I’ve always thought it so wondrous that the very people who critique free market capitalism know so little about it. Or even about logic really. Take this from Vox:
Private equity firms are, as their name suggests, private — meaning they’re owned by their founders, managers, or a limited group of investors — and not public — as in traded on the stock market. These organizations buy companies that are struggling or have growth potential and then try to repackage them, speed up their growth, and — theoretically — make them work better. Then, they sell them to another firm, take them public, or find some other way to offload them.
Generally, an ordinary investor isn’t putting their money directly into a private equity fund. Instead, private equity’s investors are institutional ones — meaning pension funds, sovereign governments, and endowments — or accredited investors who meet a certain set of criteria that allow them to make riskier bets (i.e., rich people).

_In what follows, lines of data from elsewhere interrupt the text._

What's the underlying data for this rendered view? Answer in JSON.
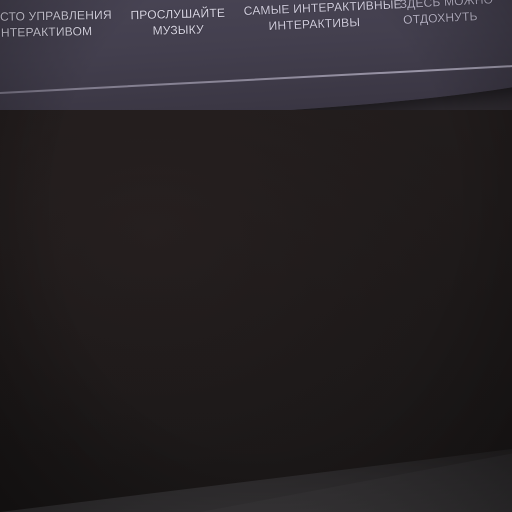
{
  "menu": {
    "items": [
      {
        "line1": "ЕСТО УПРАВЛЕНИЯ",
        "line2": "ИНТЕРАКТИВОМ"
      },
      {
        "line1": "ПРОСЛУШАЙТЕ",
        "line2": "МУЗЫКУ"
      },
      {
        "line1": "САМЫЕ ИНТЕРАКТИВНЫЕ",
        "line2": "ИНТЕРАКТИВЫ"
      },
      {
        "line1": "ЗДЕСЬ МОЖНО",
        "line2": "ОТДОХНУТЬ"
      }
    ]
  },
  "colors": {
    "screen": "#454150",
    "text": "#d9d6e4",
    "wall": "#1e1a1b"
  }
}
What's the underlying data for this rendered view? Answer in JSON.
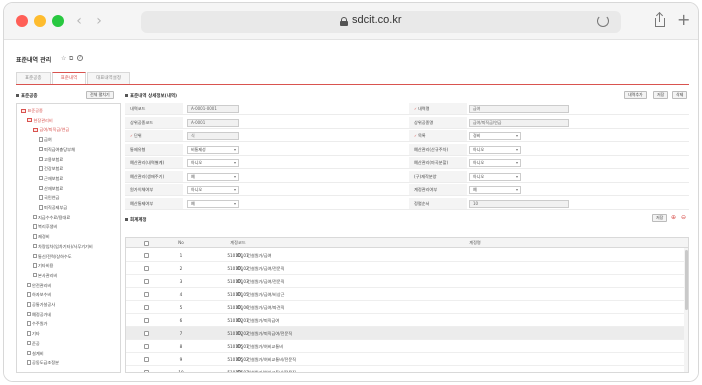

You’ve probably heard of some big-name examples, such as the Carlyle Group (called out by Taylor Swift), Bain Capital (where Mitt Romney spent part of his career, and which was involved in the Toys R Us bankruptcy), KKR (which was reportedly considering taking over Walgreens and was also involved in Toys R Us), and the Blackstone Group (run by Donald Trump ally Stephen Schwarzman). If private equity firms get big enough, they sometimes start to issue stock that’s publicly traded on the broader market — shares of Blackstone, for example, have been trading on the New York Stock Exchange since 2007.
I have not elided, cut or added anything there. But don;t you think it’s wonderful that in only three paragraphs we get from private equity companies aren’t public companies on stock markets to private equity companies are public companies on stock markets?
Sure, I contradict myself often enough but my attention span usually lasts long enough that it takes me more than three paras to do so.
This is also remarkably stupid:
To explain leveraged buyouts in easier-to-understand terms, let’s say you buy a house. Under normal circumstances, if you can’t pay for the mortgage, you would be in trouble. But by the LBO rules, you’re only responsible for a portion. If you pay for 30 percent of the house, the other 70 percent of the asking price is debt placed on the house. The house owes that money to the bank or creditor who lent it, not you. Of course, a house can’t owe money. But under the private equity model, it does, and its assets — its factories, stores, equipment, etc. — are collateral.
On a non-recourse market that’s exactly how a mortgage does work. Don’t pay the vigorish? They come and take the house, not you.
And, err, this is the site that claims to explain the world.